*** Opening Exercise inputs ***

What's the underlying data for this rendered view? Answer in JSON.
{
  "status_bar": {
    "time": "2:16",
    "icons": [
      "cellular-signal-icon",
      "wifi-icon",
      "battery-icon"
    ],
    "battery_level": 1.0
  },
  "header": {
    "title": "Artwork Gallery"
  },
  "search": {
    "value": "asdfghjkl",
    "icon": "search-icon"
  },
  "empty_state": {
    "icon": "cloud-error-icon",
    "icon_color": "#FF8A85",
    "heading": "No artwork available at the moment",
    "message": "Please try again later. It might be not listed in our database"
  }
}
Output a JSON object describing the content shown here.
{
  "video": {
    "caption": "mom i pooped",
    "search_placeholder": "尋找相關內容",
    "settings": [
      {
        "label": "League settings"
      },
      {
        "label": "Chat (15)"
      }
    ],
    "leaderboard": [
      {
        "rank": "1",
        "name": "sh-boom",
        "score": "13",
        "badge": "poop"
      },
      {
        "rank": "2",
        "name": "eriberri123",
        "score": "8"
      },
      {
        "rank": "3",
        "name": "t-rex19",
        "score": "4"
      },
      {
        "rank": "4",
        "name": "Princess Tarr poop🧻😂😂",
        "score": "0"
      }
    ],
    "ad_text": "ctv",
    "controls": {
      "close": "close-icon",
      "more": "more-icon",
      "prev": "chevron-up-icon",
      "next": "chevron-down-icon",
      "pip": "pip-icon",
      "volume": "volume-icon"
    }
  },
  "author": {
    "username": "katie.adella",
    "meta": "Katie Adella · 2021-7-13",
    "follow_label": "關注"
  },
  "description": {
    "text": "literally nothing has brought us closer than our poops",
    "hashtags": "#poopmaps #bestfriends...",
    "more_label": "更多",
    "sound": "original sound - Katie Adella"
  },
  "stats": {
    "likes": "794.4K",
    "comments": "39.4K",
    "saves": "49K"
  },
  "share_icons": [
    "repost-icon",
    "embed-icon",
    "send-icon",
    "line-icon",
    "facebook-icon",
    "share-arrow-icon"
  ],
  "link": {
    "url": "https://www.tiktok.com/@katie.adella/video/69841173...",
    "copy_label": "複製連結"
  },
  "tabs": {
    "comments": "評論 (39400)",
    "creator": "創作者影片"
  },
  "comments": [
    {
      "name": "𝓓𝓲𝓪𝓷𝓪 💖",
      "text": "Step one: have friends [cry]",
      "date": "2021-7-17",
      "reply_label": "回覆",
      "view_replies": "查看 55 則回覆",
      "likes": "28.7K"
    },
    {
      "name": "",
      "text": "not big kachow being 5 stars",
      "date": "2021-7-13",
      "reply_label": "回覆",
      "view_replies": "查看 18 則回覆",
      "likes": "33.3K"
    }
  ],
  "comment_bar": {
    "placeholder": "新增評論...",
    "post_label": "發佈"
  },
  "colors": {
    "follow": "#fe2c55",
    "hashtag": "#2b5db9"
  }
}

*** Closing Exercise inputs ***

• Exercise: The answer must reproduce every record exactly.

• Exercise response:
What's the underlying data for this rendered view? Answer in JSON.
{
  "status_bar": {
    "time": "2:16",
    "icons": [
      "cellular-signal-icon",
      "wifi-icon",
      "battery-icon"
    ],
    "battery_level": 1.0
  },
  "header": {
    "title": "Artwork Gallery"
  },
  "search": {
    "value": "asdfghjkl",
    "icon": "search-icon"
  },
  "empty_state": {
    "icon": "cloud-error-icon",
    "icon_color": "#FF8A85",
    "heading": "No artwork available at the moment",
    "message": "Please try again later. It might be not listed in our database"
  }
}
Output a JSON object describing the content shown here.
{
  "video": {
    "caption": "mom i pooped",
    "search_placeholder": "尋找相關內容",
    "settings": [
      {
        "label": "League settings"
      },
      {
        "label": "Chat (15)"
      }
    ],
    "leaderboard": [
      {
        "rank": "1",
        "name": "sh-boom",
        "score": "13",
        "badge": "poop"
      },
      {
        "rank": "2",
        "name": "eriberri123",
        "score": "8"
      },
      {
        "rank": "3",
        "name": "t-rex19",
        "score": "4"
      },
      {
        "rank": "4",
        "name": "Princess Tarr poop🧻😂😂",
        "score": "0"
      }
    ],
    "ad_text": "ctv",
    "controls": {
      "close": "close-icon",
      "more": "more-icon",
      "prev": "chevron-up-icon",
      "next": "chevron-down-icon",
      "pip": "pip-icon",
      "volume": "volume-icon"
    }
  },
  "author": {
    "username": "katie.adella",
    "meta": "Katie Adella · 2021-7-13",
    "follow_label": "關注"
  },
  "description": {
    "text": "literally nothing has brought us closer than our poops",
    "hashtags": "#poopmaps #bestfriends...",
    "more_label": "更多",
    "sound": "original sound - Katie Adella"
  },
  "stats": {
    "likes": "794.4K",
    "comments": "39.4K",
    "saves": "49K"
  },
  "share_icons": [
    "repost-icon",
    "embed-icon",
    "send-icon",
    "line-icon",
    "facebook-icon",
    "share-arrow-icon"
  ],
  "link": {
    "url": "https://www.tiktok.com/@katie.adella/video/69841173...",
    "copy_label": "複製連結"
  },
  "tabs": {
    "comments": "評論 (39400)",
    "creator": "創作者影片"
  },
  "comments": [
    {
      "name": "𝓓𝓲𝓪𝓷𝓪 💖",
      "text": "Step one: have friends [cry]",
      "date": "2021-7-17",
      "reply_label": "回覆",
      "view_replies": "查看 55 則回覆",
      "likes": "28.7K"
    },
    {
      "name": "",
      "text": "not big kachow being 5 stars",
      "date": "2021-7-13",
      "reply_label": "回覆",
      "view_replies": "查看 18 則回覆",
      "likes": "33.3K"
    }
  ],
  "comment_bar": {
    "placeholder": "新增評論...",
    "post_label": "發佈"
  },
  "colors": {
    "follow": "#fe2c55",
    "hashtag": "#2b5db9"
  }
}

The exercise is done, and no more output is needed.